▸ **ACTION ITEM**: Give the number of lines in these entries that contain "Music", and nothing more.

▸ **EXTRACTED RECORDS**:
-*-*-

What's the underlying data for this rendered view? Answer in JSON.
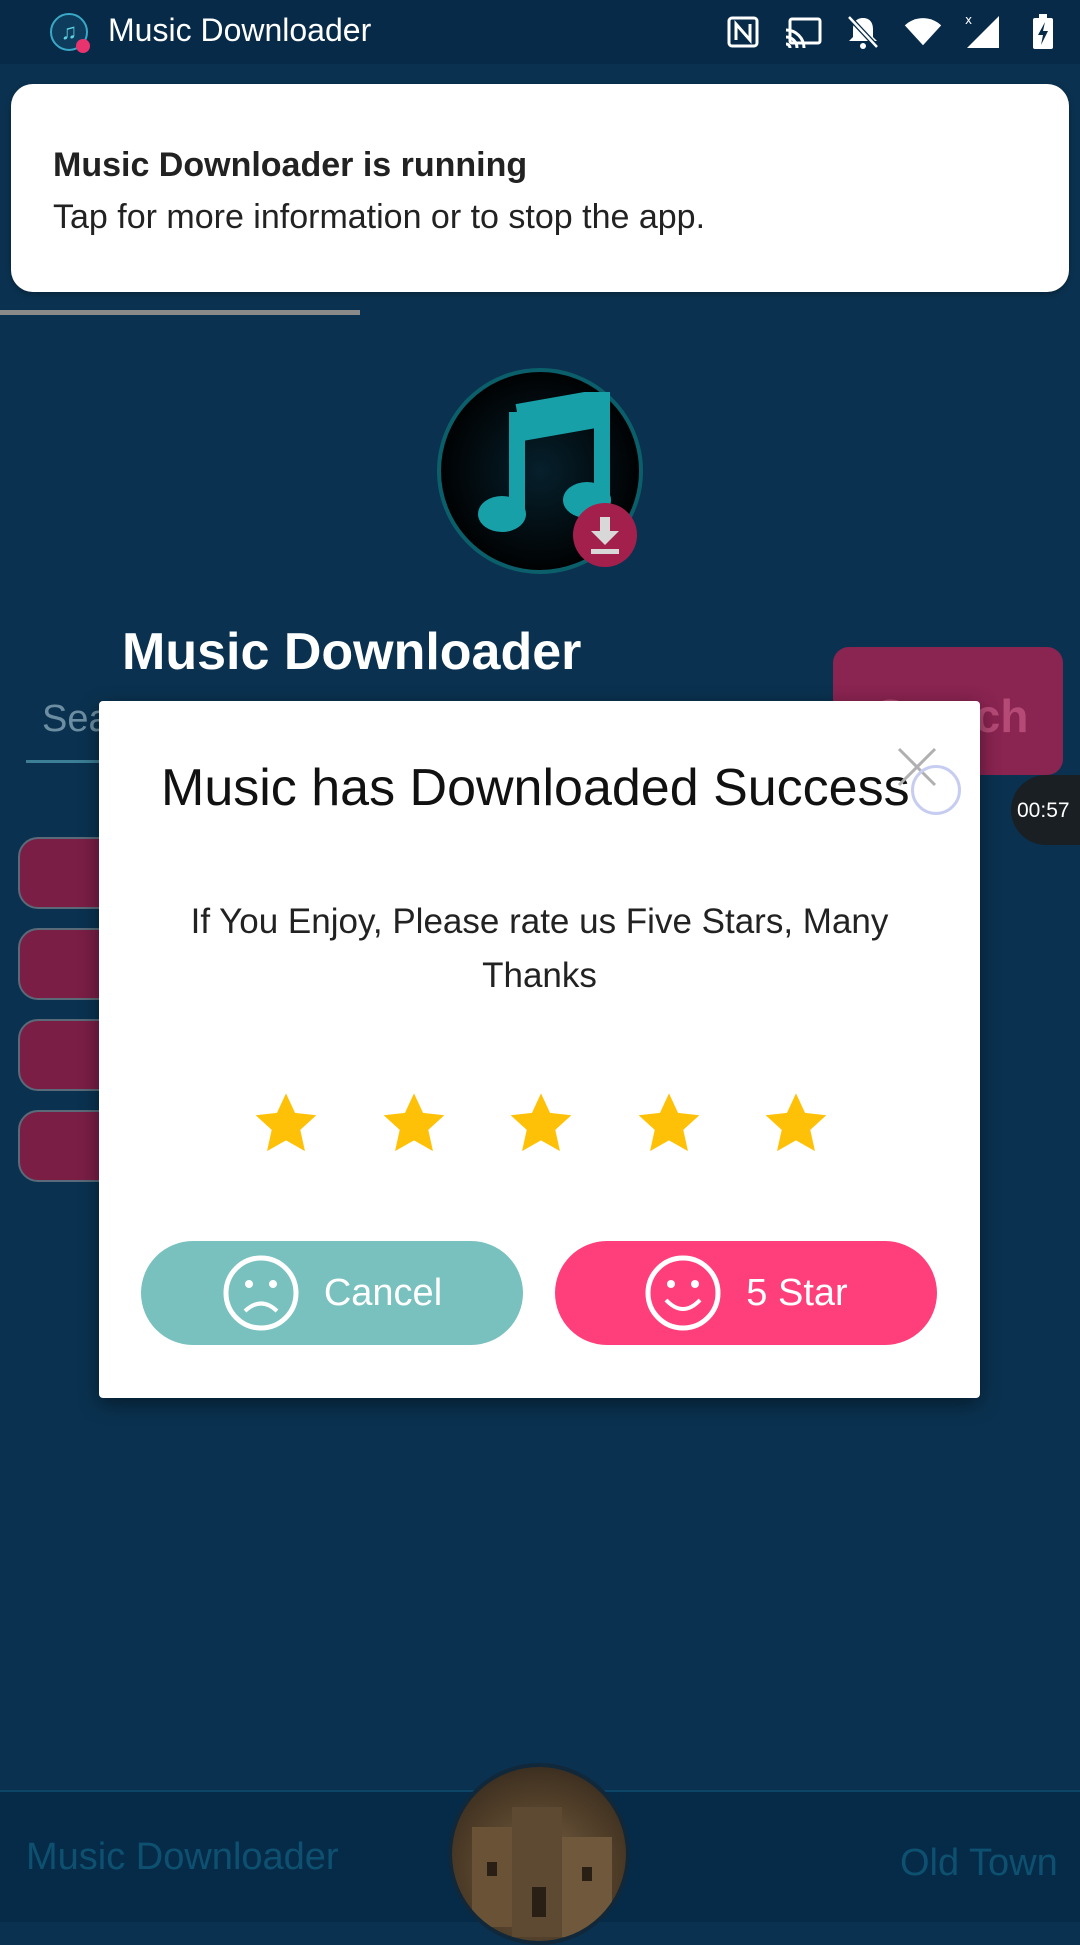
{
  "status_bar": {
    "app_title": "Music Downloader",
    "icons": [
      "nfc-icon",
      "cast-icon",
      "notifications-off-icon",
      "wifi-icon",
      "cell-signal-icon",
      "battery-charging-icon"
    ]
  },
  "notification": {
    "title": "Music Downloader is running",
    "text": "Tap for more information or to stop the app."
  },
  "app": {
    "title": "Music Downloader",
    "search_placeholder": "Sea",
    "search_button": "Search",
    "timer": "00:57"
  },
  "dialog": {
    "title": "Music has Downloaded Success",
    "message": "If You Enjoy, Please rate us Five Stars, Many Thanks",
    "rating": 5,
    "cancel_label": "Cancel",
    "five_star_label": "5 Star"
  },
  "bottom_bar": {
    "left_label": "Music Downloader",
    "right_label": "Old Town"
  },
  "colors": {
    "background": "#0a3250",
    "star": "#ffc107",
    "cancel": "#78c1be",
    "five_star": "#ff3f7b"
  }
}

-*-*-

▸ **RESPONSE AREA**: 5